I was helping out at Lakeshore PAWS dog rescue a couple of weeks ago when a staff person from a nearby veterinary clinic came in with a nearly 12-year-old Australian shepherd named Early.
Early's former companion no longer felt she could care for him and the clinic hoped we could find him another home for him to live out his days.
The old guy was in good spirits, despite a series of big changes he had gone through so late in his life. He was very gentle, very full of life and healthy.
Early was immediately made available, but was not getting much attention, likely because of his age and his need to be on medications for life for potential seizures.
Long story short, I decided to take him home last week and see how he did with my older female dog. She had been alone for a couple months since my other dog died after a long struggle with bladder cancer.
All has gone well and I wound up adopting Early.
I share this story as a plug for senior and other special-need dogs, who too often go overlooked at shelters and rescues.
While it is true you will likely have more years with a younger dog, the time spent with a senior will likely be easier and more special in its own way.
Early came to me fully house trained, responsive to directions and eager to please and love. He also has that older-dog gentleness and calmness about him, though still loves to play fetch and has yet to meet a treat he does not love.
I am not alone in my love of senior dogs. Portage resident and Lakehore PAWS volunteer Jennifer Meade Weeks has fostered 17 seniors and adopted four as part of her commitment to those with graying muzzles.
"Seniors make the best companions," she said. "They already have years of experience with humans, so they have a wise way of knowing exactly what you need from them. They are usually housebroken, walk nicely on a leash, and can be left out free in the house while you're gone, without destroying anything. Senior dogs are 'move-in ready,' and require little, if any training."
How about that puppy or young dog fun, you may ask?

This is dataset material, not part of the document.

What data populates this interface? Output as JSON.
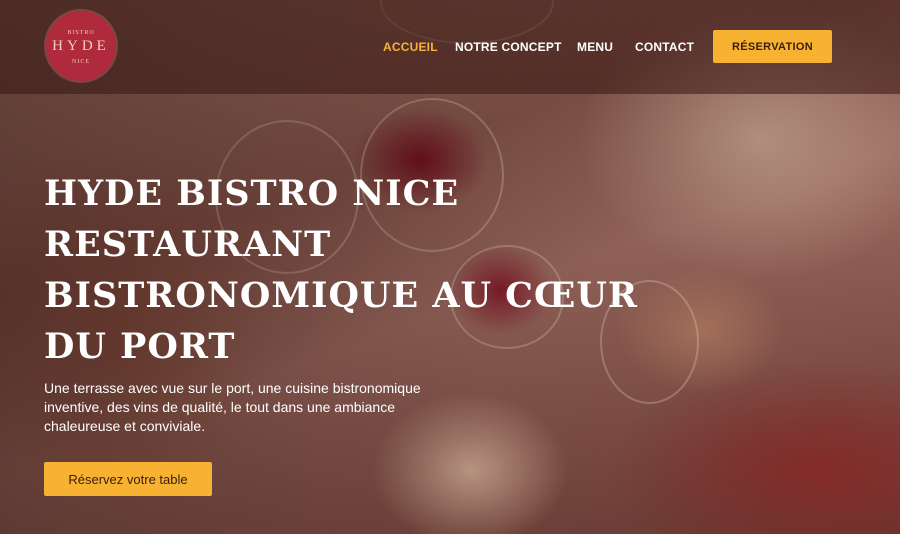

"Toby Keith's 'As Good as I Once Was' sums up senior dogs," Weeks said. "They may not run and play for hours every day, but when their favorite toy comes out, they can play like puppies for a short time. Never underestimate an old dog!"